A global examination of ecological niche modeling to predict emerging infectious diseases: a systematic review


Introduction: As emerging infectious diseases (EIDs) increase, examining the underlying social and environmental conditions that drive EIDs is urgently needed. Ecological niche modeling (ENM) is increasingly employed to predict disease emergence based on the spatial distribution of biotic conditions and interactions, abiotic conditions, and the mobility or dispersal of vector-host species, as well as social factors that modify the host species’ spatial distribution. Still, ENM applied to EIDs is relatively new with varying algorithms and data types. We conducted a systematic review (PROSPERO: CRD42021251968) with the research question: What is the state of the science and practice of estimating ecological niches via ENM to predict the emergence and spread of vector-borne and/or zoonotic diseases?

Methods: We searched five research databases and eight widely recognized One Health journals between 1995 and 2020. We screened 383 articles at the abstract level (included if study involved vector-borne or zoonotic disease and applied ENM) and 237 articles at the full-text level (included if study described ENM features and modeling processes). Our objectives were to: (1) describe the growth and distribution of studies across the types of infectious diseases, scientific fields, and geographic regions; (2) evaluate the likely effectiveness of the studies to represent ecological niches based on the biotic, abiotic, and mobility framework; (3) explain some potential pitfalls of ENM algorithms and techniques; and (4) provide specific recommendation for future studies on the analysis of ecological niches to predict EIDs.

Results: We show that 99% of studies included mobility factors, 90% modeled abiotic factors with more than half in tropical climate zones, 54% modeled biotic conditions and interactions. Of the 121 studies, 7% include only biotic and mobility factors, 45% include only abiotic and mobility factors, and 45% fully integrated the biotic, abiotic, and mobility data.
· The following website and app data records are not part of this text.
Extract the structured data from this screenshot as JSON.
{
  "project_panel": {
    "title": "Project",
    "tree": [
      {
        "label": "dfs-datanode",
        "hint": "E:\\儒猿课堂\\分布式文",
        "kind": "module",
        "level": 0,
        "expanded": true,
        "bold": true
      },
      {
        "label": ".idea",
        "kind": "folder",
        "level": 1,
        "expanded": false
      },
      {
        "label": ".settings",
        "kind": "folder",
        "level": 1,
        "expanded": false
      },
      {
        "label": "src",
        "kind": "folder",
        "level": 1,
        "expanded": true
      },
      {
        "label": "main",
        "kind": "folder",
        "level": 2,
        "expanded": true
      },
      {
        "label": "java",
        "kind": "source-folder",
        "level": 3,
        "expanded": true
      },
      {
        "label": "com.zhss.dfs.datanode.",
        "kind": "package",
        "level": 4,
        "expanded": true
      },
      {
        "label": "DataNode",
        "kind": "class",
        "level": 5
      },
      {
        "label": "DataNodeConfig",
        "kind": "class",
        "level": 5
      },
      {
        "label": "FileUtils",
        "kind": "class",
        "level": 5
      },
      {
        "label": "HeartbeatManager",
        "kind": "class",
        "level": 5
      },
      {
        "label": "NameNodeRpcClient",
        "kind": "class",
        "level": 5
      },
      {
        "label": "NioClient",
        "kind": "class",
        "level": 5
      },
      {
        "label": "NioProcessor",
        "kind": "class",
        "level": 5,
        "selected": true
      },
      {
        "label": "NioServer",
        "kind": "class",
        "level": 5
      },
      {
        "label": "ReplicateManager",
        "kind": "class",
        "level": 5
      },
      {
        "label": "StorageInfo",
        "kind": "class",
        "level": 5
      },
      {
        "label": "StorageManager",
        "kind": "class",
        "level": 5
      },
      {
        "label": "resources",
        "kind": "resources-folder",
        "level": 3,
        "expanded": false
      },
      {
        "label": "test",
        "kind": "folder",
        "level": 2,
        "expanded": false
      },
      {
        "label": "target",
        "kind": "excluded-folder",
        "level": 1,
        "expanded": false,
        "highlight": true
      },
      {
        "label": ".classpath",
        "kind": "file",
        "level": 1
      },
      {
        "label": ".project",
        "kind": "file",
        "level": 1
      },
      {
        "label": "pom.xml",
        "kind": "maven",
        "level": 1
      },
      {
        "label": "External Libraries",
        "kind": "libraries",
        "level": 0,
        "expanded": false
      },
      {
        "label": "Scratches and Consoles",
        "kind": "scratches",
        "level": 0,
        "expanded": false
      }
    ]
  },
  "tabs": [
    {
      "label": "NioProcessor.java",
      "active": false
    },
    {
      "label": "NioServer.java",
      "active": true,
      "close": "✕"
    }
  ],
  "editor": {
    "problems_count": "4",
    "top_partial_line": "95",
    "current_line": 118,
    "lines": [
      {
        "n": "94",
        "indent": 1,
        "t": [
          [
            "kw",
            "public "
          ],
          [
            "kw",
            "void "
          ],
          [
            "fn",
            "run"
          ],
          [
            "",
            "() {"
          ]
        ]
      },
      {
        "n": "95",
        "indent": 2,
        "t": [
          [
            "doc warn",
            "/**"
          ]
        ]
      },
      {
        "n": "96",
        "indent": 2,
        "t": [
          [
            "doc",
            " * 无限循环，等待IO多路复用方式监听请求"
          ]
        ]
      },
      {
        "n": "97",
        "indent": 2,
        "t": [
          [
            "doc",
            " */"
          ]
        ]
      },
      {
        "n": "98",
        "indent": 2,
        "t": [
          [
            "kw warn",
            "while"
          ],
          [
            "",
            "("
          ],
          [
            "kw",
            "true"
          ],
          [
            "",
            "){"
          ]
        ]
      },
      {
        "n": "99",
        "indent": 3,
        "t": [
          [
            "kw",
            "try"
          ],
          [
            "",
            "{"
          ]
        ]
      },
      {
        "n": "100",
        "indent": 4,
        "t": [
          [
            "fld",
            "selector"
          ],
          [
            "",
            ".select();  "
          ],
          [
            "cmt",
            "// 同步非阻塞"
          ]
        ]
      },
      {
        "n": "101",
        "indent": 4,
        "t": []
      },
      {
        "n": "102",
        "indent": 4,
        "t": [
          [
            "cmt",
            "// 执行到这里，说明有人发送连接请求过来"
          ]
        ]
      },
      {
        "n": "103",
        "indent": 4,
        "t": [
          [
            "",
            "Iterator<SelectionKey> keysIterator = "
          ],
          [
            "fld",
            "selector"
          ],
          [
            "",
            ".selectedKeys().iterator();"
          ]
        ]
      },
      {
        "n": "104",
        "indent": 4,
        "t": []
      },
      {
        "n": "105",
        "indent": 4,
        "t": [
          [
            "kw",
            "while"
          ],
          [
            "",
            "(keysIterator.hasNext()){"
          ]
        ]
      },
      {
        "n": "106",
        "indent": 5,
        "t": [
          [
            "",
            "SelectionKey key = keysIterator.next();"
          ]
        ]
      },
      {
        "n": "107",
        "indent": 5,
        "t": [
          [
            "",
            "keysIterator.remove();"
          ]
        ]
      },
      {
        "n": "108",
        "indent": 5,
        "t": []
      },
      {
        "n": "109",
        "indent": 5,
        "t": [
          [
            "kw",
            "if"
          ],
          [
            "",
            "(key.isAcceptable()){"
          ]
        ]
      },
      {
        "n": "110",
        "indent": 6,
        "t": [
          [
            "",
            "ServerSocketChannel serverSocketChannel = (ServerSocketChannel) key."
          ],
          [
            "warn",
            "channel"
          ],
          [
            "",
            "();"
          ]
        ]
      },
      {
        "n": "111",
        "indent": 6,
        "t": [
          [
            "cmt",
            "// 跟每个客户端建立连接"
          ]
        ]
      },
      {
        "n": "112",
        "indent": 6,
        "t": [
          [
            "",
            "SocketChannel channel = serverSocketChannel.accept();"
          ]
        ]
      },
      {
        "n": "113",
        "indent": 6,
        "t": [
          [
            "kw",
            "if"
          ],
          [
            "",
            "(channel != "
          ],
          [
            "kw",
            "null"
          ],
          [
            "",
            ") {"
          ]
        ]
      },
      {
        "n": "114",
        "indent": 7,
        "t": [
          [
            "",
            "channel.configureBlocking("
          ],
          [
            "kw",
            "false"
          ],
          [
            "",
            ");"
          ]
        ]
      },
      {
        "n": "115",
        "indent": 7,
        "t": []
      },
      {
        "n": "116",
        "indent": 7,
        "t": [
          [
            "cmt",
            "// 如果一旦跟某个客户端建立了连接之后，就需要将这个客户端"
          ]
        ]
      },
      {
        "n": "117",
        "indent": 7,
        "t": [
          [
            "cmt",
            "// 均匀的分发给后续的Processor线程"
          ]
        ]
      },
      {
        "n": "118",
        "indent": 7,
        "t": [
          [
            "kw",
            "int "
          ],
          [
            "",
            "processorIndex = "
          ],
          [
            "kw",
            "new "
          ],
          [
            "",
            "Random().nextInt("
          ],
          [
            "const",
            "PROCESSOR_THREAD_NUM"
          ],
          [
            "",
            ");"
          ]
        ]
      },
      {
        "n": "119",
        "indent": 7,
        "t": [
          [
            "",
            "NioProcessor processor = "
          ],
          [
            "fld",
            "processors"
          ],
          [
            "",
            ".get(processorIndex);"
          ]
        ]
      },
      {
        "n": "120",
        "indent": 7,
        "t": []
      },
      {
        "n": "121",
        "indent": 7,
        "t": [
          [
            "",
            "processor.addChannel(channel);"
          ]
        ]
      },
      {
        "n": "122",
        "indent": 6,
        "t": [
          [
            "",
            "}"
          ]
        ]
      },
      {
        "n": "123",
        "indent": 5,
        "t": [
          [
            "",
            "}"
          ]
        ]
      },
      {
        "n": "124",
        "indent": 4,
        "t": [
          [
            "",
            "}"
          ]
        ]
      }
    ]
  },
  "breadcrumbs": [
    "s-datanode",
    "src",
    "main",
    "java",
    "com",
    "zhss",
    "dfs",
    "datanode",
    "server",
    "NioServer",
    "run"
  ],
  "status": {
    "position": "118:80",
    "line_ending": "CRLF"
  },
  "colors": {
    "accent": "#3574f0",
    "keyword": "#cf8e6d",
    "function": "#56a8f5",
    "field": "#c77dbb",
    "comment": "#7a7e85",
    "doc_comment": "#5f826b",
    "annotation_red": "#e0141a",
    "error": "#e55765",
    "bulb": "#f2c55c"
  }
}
Only 13% of studies included modifying social factors such as land use. A majority of studies (77%) used well-recognized ENM algorithms (MaxEnt and GARP) and model selection procedures. Most studies (90%) reported model validation procedures, but only 7% reported uncertainty analysis.

Discussion: Our findings bolster ENM to predict EIDs that can help inform the prevention of outbreaks and future epidemics.


Lawrence, T.J., Takenaka, B.P., Garg, A., Tao, D., Deem, S.L., Fèvre, E.M., Gluecks, I., Sagan, V. and Shacham, E. 2023. A global examination of ecological niche modeling to predict emerging infectious diseases: a systematic review. Frontiers in Public Health 11: 1244084.


  • Lawrence, T.J.
  • Takenaka, B.P.
  • Garg, A.
  • Tao, D.
  • Deem, S.L.
  • Fèvre, Eric M.
  • Gluecks, Ilona V.
  • Sagan, V.
  • Shacham, E.